Making a dent in prescription drug abuse in St. Charles County could be as simple as dropping old or unused pills into a specially-made pouch, adding water and a little shaking, sealing the mixture and tossing it into a trash can.
That’s one hope behind the 10,000 drug deactivation pouches donated last month by Mallinckrodt Pharmaceuticals to the Boys & Girls Clubs of St. Charles County, which is distributing them to parents and families.
To distribute them, the clubs are working with schools, local government emergency providers and organizations such as Walking to Wellness – a group co-founded by Gee Vigna, a St. Peters resident whose daughter died from a heroin overdose, that holds awareness walks here and around the country.
Authorities say that simply throwing drugs out in the trash or flushing them down a toilet pose environmental and pollution threats. However, the pouches, manufactured by Minneapolis-based Verde Technologies, deactivate prescription drugs and render chemical compounds safe for landfills.
The use-friendly pouches can hold up to 45 pills, six ounces of liquid or six patches. After filling the pouches with tap water they can be sealed, shaken and thrown away in the household trash. The pouches are biodegradable and environmentally friendly. Local police departments have drop off locations for pills, but a home disposal system may be easier and more convenient.
“It doesn’t get much simpler than that,” Jeanette Koechner, director of community development for the Boys & Girls Clubs of St. Charles County, said of the pouches. “It’s worse if we flush [medications] down the stool. I really don’t want to be drinking the water and that’s what’s going to happen if we keep doing that.”
Koechner discussed the donation with the St. Charles County Council at its Sept. 26 meeting, saying that the pouches are available free from the clubs two locations in St. Charles County. Those locations are at 1211 Lindenwood Ave. in St. Charles and 1 Club Way, off Aspen Pointe Drive and Mexico Road, in O’Fallon.
The clubs have distributed about 4,500 pouches already and just received a final shipment of 5,400. About 2,000 pouches will be distributed by the Fort Zumwalt School District and the St. Charles County Ambulance District will receive 300 or more. In addition, some will go to the Walking to Wellness organization.
“We are trying to get as many of these out in the community as we can,” Koechner said. “We’re certainly not having any problem doing that.”
Koechner came before the council the same night they passed a bill establishing a prescription drug monitoring program [PDMP] for the county that will operate in cooperation with the city of St. Louis and St. Louis County that they hope may curb “doctor shopping” for prescriptions.
The Boys & Girls Clubs are nonprofit organizations supported by charitable donations and organizations such as the United Way of Greater St. Louis. The St. Charles County clubs serve more than 1,500 young people, ages 6-18, through education, after-school and sports programs, along with summer camps.
“I’ll honest with you, we don’t see it [drug abuse] here with our children, we really don’t, but we know that some of them are affected by it somewhere,” Koechner said in a later interview. “It is there, we just want our kids not be exposed to it.”
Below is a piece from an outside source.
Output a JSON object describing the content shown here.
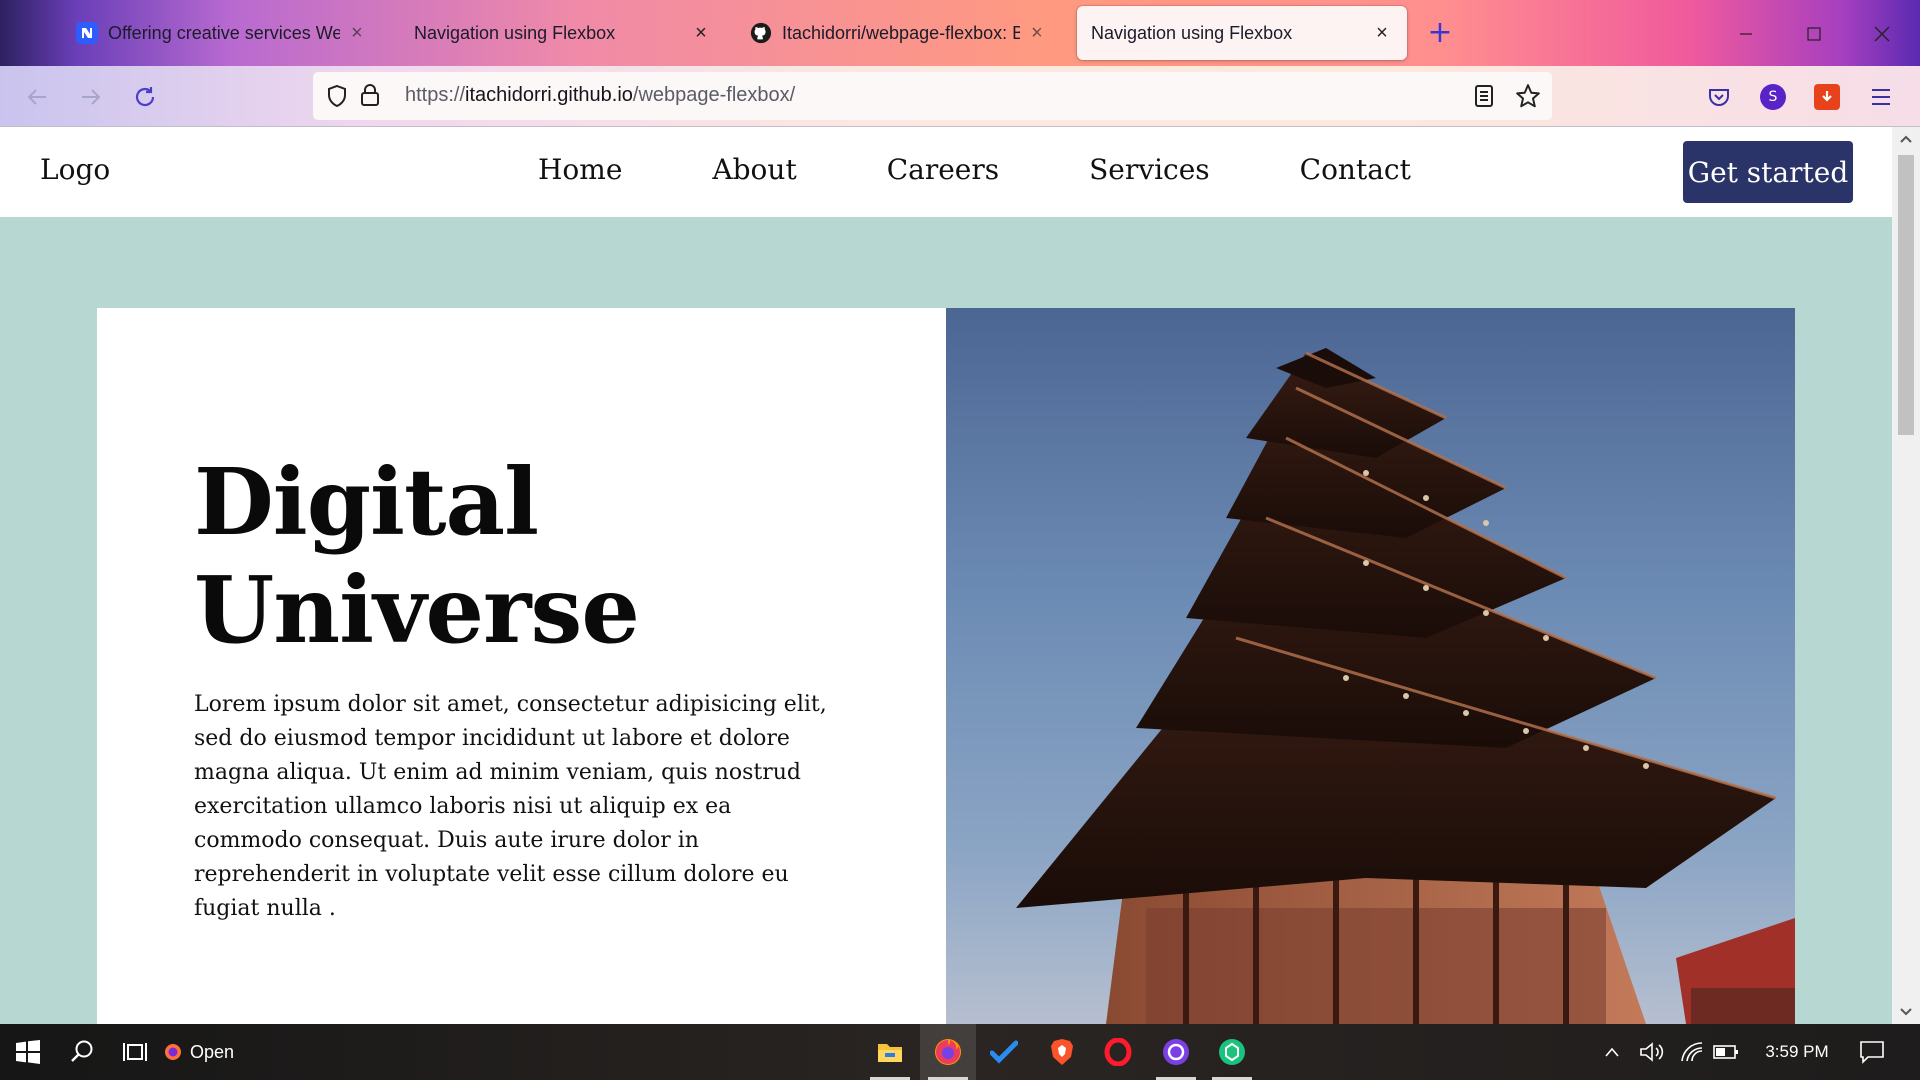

Koechner said she is not sure why Mallinckrodt choose the clubs, but suggested that “they may have seen we provide a huge community service with families and children.”
“It’s a good opportunity for us to be allowed to reach out,” she said.
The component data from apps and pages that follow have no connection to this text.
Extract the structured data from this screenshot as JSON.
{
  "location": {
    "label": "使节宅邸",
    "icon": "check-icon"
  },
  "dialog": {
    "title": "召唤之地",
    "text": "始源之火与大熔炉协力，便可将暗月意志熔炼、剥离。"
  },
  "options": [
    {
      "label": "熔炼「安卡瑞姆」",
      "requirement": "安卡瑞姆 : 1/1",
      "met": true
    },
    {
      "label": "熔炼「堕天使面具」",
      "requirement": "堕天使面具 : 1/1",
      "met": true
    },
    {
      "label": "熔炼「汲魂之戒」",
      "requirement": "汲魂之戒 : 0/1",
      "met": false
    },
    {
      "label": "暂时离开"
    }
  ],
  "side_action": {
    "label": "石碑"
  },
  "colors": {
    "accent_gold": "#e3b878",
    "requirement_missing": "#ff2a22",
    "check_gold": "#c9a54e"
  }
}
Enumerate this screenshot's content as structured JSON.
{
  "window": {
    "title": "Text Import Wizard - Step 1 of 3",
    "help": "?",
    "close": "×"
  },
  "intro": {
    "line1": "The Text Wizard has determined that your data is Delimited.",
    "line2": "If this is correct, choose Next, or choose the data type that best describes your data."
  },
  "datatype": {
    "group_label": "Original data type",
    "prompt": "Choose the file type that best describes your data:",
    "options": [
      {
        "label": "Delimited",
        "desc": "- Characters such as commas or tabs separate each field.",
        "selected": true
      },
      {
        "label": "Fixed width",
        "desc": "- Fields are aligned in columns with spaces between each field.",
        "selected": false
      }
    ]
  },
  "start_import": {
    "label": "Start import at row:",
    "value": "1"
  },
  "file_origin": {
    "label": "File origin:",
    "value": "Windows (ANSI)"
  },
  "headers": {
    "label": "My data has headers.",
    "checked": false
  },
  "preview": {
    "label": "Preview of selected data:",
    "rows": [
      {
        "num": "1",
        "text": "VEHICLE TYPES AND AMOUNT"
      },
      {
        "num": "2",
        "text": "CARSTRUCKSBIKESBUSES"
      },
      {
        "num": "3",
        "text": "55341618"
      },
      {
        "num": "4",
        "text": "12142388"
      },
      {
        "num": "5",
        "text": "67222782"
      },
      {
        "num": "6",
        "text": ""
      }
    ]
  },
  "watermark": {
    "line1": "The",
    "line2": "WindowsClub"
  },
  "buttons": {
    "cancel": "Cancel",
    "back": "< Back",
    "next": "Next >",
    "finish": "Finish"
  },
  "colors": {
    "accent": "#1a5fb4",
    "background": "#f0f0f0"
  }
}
Koechner said she also plans to discuss the pouches at other local government and civic group meetings. She said she’s not sure if more pouches will be available once the clubs’ supply runs out.
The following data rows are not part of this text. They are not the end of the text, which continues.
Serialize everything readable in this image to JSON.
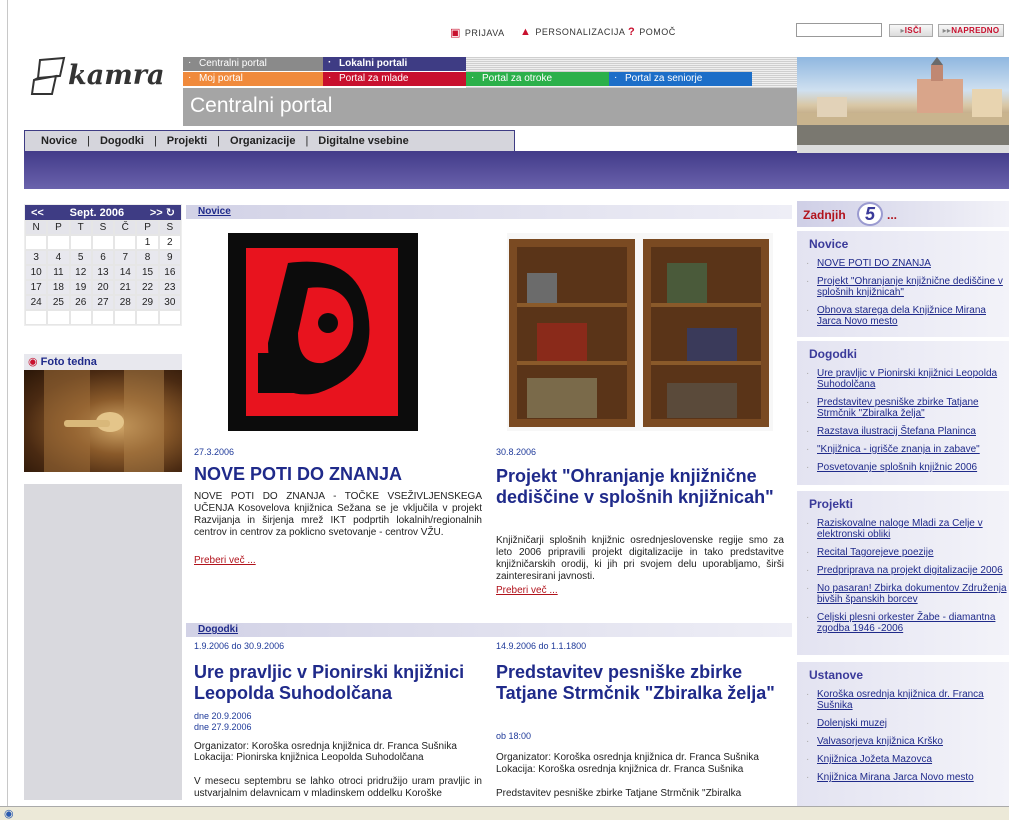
{
  "util": {
    "login": "PRIJAVA",
    "personal": "PERSONALIZACIJA",
    "help": "POMOČ",
    "search_btn": "ISČI",
    "advanced_btn": "NAPREDNO"
  },
  "logo": {
    "text": "kamra"
  },
  "portals": {
    "central": "Centralni portal",
    "local": "Lokalni portali",
    "mine": "Moj portal",
    "youth": "Portal za mlade",
    "kids": "Portal za otroke",
    "seniors": "Portal za seniorje"
  },
  "banner": {
    "title": "Centralni portal"
  },
  "nav": [
    "Novice",
    "Dogodki",
    "Projekti",
    "Organizacije",
    "Digitalne vsebine"
  ],
  "calendar": {
    "prev": "<<",
    "month": "Sept. 2006",
    "next": ">>",
    "days": [
      "N",
      "P",
      "T",
      "S",
      "Č",
      "P",
      "S"
    ],
    "weeks": [
      [
        "",
        "",
        "",
        "",
        "",
        "1",
        "2"
      ],
      [
        "3",
        "4",
        "5",
        "6",
        "7",
        "8",
        "9"
      ],
      [
        "10",
        "11",
        "12",
        "13",
        "14",
        "15",
        "16"
      ],
      [
        "17",
        "18",
        "19",
        "20",
        "21",
        "22",
        "23"
      ],
      [
        "24",
        "25",
        "26",
        "27",
        "28",
        "29",
        "30"
      ],
      [
        "",
        "",
        "",
        "",
        "",
        "",
        ""
      ]
    ]
  },
  "foto": {
    "title": "Foto tedna"
  },
  "news": {
    "section": "Novice",
    "items": [
      {
        "date": "27.3.2006",
        "title": "NOVE POTI DO ZNANJA",
        "body": "NOVE POTI DO ZNANJA - TOČKE VSEŽIVLJENSKEGA UČENJA Kosovelova knjižnica Sežana se je vključila v projekt Razvijanja in širjenja mrež IKT podprtih lokalnih/regionalnih centrov in centrov za poklicno svetovanje - centrov VŽU.",
        "more": "Preberi več ..."
      },
      {
        "date": "30.8.2006",
        "title": "Projekt \"Ohranjanje knjižnične dediščine v splošnih knjižnicah\"",
        "body": "Knjižničarji splošnih knjižnic osrednjeslovenske regije smo za leto 2006 pripravili projekt digitalizacije in tako predstavitve knjižničarskih orodij, ki jih pri svojem delu uporabljamo, širši zainteresirani javnosti.",
        "more": "Preberi več ..."
      }
    ]
  },
  "events": {
    "section": "Dogodki",
    "items": [
      {
        "range": "1.9.2006 do 30.9.2006",
        "title": "Ure pravljic v Pionirski knjižnici Leopolda Suhodolčana",
        "when1": "dne 20.9.2006",
        "when2": "dne 27.9.2006",
        "org": "Organizator: Koroška osrednja knjižnica dr. Franca Sušnika",
        "loc": "Lokacija: Pionirska knjižnica Leopolda Suhodolčana",
        "body": "V mesecu septembru se lahko otroci pridružijo uram pravljic in ustvarjalnim delavnicam v mladinskem oddelku Koroške"
      },
      {
        "range": "14.9.2006 do 1.1.1800",
        "title": "Predstavitev pesniške zbirke Tatjane Strmčnik \"Zbiralka želja\"",
        "when1": "ob 18:00",
        "org": "Organizator: Koroška osrednja knjižnica dr. Franca Sušnika",
        "loc": "Lokacija: Koroška osrednja knjižnica dr. Franca Sušnika",
        "body": "Predstavitev pesniške zbirke Tatjane Strmčnik \"Zbiralka"
      }
    ]
  },
  "latest": {
    "label": "Zadnjih",
    "count": "5",
    "ellipsis": "...",
    "groups": [
      {
        "title": "Novice",
        "items": [
          "NOVE POTI DO ZNANJA",
          "Projekt \"Ohranjanje knjižnične dediščine v splošnih knjižnicah\"",
          "Obnova starega dela Knjižnice Mirana Jarca Novo mesto"
        ]
      },
      {
        "title": "Dogodki",
        "items": [
          "Ure pravljic v Pionirski knjižnici Leopolda Suhodolčana",
          "Predstavitev pesniške zbirke Tatjane Strmčnik \"Zbiralka želja\"",
          "Razstava ilustracij Štefana Planinca",
          "\"Knjižnica - igrišče znanja in zabave\"",
          "Posvetovanje splošnih knjižnic 2006"
        ]
      },
      {
        "title": "Projekti",
        "items": [
          "Raziskovalne naloge Mladi za Celje v elektronski obliki",
          "Recital Tagorejeve poezije",
          "Predpriprava na projekt digitalizacije 2006",
          "No pasaran! Zbirka dokumentov Združenja bivših španskih borcev",
          "Celjski plesni orkester Žabe - diamantna zgodba 1946 -2006"
        ]
      },
      {
        "title": "Ustanove",
        "items": [
          "Koroška osrednja knjižnica dr. Franca Sušnika",
          "Dolenjski muzej",
          "Valvasorjeva knjižnica Krško",
          "Knjižnica Jožeta Mazovca",
          "Knjižnica Mirana Jarca Novo mesto"
        ]
      }
    ]
  }
}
A spokesperson for Mallinckrodt said the donation was a one-time donation, although there may be some possibility for more becoming available later depending upon their availability. The local distribution is part of the company’s 1 million pouch donation initiative to help combat the abuse of prescription pain medication.
National surveys of U.S. adults who used opioids showed that nearly 6 of 10 had or expect to have leftover pills and, according to the company, about 68 percent of non-medical users of prescription pain relievers in 2012-13 got them from friends and relatives.